--- START ---

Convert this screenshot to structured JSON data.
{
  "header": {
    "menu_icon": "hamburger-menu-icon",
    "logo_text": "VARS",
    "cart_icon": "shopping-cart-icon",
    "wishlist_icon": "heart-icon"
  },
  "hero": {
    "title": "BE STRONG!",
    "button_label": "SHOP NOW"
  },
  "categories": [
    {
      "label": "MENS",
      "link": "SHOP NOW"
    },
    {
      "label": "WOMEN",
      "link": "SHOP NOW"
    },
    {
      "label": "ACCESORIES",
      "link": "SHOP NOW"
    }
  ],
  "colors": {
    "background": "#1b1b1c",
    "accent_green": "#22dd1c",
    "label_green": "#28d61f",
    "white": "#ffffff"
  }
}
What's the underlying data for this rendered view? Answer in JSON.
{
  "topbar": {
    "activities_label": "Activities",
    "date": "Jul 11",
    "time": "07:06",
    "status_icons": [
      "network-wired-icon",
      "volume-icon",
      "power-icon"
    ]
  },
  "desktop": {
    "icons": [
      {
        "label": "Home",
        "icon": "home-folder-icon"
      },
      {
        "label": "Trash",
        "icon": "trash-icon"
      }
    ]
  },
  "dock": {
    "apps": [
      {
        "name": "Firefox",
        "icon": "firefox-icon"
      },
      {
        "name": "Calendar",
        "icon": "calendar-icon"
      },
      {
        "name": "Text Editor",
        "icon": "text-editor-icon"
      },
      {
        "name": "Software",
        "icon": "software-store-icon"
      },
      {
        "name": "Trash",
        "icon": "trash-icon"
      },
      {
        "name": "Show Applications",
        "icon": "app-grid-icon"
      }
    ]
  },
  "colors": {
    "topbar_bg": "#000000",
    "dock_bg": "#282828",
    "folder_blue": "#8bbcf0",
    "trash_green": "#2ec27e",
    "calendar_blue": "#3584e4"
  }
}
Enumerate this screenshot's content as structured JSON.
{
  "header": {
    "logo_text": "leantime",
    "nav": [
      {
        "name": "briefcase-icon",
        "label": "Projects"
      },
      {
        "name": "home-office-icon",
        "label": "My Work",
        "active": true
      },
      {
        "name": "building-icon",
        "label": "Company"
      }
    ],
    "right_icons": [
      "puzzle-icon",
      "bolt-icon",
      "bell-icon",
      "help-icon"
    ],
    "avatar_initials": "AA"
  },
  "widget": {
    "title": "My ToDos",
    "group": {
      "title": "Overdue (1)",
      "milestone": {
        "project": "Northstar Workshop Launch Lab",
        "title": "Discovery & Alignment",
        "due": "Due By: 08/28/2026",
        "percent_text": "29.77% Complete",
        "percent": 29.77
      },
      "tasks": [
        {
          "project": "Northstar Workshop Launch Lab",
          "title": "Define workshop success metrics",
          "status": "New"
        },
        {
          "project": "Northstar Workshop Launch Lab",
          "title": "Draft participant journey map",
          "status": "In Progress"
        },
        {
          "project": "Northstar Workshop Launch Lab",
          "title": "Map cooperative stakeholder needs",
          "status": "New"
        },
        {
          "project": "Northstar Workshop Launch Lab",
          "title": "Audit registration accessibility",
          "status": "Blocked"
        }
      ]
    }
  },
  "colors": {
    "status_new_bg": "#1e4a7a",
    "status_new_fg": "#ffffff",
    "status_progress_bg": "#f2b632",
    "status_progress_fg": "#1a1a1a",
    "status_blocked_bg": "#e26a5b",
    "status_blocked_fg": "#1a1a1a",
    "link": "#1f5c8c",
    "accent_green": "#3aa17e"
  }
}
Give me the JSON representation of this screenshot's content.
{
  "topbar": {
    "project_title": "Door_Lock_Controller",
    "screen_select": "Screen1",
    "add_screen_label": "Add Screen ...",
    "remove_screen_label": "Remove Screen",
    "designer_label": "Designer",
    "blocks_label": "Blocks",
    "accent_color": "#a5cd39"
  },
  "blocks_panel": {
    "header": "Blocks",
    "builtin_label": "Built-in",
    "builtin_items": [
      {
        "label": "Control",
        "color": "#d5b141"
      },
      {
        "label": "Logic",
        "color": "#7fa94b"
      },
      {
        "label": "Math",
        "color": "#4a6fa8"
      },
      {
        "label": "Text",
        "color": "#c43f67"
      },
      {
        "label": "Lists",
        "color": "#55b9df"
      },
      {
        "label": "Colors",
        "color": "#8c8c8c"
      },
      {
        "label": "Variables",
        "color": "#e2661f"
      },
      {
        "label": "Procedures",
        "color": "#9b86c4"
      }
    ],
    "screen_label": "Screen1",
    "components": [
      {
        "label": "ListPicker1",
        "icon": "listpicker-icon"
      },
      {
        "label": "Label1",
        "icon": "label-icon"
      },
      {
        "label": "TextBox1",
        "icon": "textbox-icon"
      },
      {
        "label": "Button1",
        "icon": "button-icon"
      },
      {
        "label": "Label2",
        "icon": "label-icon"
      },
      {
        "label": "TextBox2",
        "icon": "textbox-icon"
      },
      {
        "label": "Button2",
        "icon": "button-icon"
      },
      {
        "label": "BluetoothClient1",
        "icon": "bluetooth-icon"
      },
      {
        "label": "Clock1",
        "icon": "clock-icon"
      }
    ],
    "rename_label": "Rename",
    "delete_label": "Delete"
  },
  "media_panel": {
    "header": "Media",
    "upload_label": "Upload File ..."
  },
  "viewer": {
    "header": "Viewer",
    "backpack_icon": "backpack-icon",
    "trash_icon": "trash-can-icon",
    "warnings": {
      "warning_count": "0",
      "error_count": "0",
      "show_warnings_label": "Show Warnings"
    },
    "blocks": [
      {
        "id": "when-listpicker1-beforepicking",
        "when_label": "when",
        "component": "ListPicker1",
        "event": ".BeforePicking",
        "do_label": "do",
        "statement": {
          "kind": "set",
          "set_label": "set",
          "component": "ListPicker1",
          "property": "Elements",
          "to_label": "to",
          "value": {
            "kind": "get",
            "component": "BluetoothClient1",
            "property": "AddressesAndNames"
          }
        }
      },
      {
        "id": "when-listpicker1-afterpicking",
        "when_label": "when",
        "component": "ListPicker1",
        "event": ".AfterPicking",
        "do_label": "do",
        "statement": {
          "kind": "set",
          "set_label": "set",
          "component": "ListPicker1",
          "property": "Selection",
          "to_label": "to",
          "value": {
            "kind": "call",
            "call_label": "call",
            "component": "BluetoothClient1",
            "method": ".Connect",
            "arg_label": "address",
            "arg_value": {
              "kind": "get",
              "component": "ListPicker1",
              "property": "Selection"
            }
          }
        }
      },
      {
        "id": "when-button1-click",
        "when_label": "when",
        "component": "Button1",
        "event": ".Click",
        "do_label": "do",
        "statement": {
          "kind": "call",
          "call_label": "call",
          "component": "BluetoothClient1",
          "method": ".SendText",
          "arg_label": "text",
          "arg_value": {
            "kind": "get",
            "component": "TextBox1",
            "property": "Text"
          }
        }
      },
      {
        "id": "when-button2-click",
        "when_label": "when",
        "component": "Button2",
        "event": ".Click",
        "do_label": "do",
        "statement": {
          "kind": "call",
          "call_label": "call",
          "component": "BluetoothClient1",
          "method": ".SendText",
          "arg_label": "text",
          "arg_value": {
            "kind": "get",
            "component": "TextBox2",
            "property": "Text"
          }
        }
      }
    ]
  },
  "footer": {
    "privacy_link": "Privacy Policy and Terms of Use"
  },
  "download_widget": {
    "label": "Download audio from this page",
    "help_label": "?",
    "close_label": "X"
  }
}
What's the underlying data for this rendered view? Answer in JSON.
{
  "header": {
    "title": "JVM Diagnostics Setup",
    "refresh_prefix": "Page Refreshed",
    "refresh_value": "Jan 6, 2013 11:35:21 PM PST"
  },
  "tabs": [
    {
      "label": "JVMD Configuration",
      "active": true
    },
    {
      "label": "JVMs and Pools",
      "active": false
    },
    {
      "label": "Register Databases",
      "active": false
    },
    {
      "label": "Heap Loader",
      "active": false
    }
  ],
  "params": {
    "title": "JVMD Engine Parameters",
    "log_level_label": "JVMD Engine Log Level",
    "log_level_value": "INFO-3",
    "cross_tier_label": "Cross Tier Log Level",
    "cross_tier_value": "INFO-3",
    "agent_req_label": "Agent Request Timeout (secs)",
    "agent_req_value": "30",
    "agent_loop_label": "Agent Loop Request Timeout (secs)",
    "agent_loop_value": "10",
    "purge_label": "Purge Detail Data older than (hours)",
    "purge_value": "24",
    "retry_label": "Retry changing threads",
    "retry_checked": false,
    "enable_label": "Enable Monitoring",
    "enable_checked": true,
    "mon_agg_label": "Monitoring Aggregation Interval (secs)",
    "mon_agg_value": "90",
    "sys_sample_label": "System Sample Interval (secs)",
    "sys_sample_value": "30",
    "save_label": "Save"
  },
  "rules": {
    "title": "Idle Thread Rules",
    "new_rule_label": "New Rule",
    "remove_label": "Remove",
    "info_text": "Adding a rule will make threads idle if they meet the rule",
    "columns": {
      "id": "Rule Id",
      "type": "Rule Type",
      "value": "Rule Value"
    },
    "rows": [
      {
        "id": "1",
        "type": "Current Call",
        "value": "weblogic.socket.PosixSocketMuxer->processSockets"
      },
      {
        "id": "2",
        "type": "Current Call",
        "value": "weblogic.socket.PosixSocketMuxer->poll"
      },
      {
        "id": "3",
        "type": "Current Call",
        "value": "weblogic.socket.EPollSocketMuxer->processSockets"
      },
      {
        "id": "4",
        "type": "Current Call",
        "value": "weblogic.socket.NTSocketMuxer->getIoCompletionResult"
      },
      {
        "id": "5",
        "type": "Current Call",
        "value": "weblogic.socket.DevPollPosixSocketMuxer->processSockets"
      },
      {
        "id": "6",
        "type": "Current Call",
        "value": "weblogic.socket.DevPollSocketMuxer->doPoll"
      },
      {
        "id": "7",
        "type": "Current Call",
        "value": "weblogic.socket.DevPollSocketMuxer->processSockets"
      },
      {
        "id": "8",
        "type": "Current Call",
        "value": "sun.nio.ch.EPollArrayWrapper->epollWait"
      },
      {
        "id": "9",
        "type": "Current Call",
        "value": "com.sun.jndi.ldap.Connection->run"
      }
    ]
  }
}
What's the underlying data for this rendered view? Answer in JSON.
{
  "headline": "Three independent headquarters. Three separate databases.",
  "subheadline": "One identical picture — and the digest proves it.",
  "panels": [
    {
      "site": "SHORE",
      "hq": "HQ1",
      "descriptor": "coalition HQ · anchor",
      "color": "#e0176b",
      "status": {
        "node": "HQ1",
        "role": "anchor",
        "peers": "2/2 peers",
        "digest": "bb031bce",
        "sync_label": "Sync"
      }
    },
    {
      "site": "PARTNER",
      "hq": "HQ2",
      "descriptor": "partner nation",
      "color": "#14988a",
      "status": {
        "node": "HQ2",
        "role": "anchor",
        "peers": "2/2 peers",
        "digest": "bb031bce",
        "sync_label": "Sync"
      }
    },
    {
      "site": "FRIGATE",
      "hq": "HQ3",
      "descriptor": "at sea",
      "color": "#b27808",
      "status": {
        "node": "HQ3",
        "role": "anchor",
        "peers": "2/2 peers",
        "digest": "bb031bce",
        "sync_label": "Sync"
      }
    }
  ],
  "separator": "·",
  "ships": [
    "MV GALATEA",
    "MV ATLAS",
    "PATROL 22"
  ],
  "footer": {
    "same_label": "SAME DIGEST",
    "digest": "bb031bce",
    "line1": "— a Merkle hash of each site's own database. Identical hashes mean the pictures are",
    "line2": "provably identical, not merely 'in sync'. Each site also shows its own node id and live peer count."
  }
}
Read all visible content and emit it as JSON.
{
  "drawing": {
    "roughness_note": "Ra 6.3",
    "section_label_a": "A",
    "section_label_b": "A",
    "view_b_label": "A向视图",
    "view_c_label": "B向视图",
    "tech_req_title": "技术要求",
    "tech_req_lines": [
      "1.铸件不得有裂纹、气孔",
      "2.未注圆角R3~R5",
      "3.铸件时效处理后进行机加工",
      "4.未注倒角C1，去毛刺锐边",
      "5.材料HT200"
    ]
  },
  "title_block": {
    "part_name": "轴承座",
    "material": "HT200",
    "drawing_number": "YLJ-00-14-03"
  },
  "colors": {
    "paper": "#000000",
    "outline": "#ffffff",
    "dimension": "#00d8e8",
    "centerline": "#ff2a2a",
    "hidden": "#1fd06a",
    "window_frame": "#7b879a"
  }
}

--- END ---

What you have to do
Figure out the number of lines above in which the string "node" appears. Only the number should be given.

Result of the task
4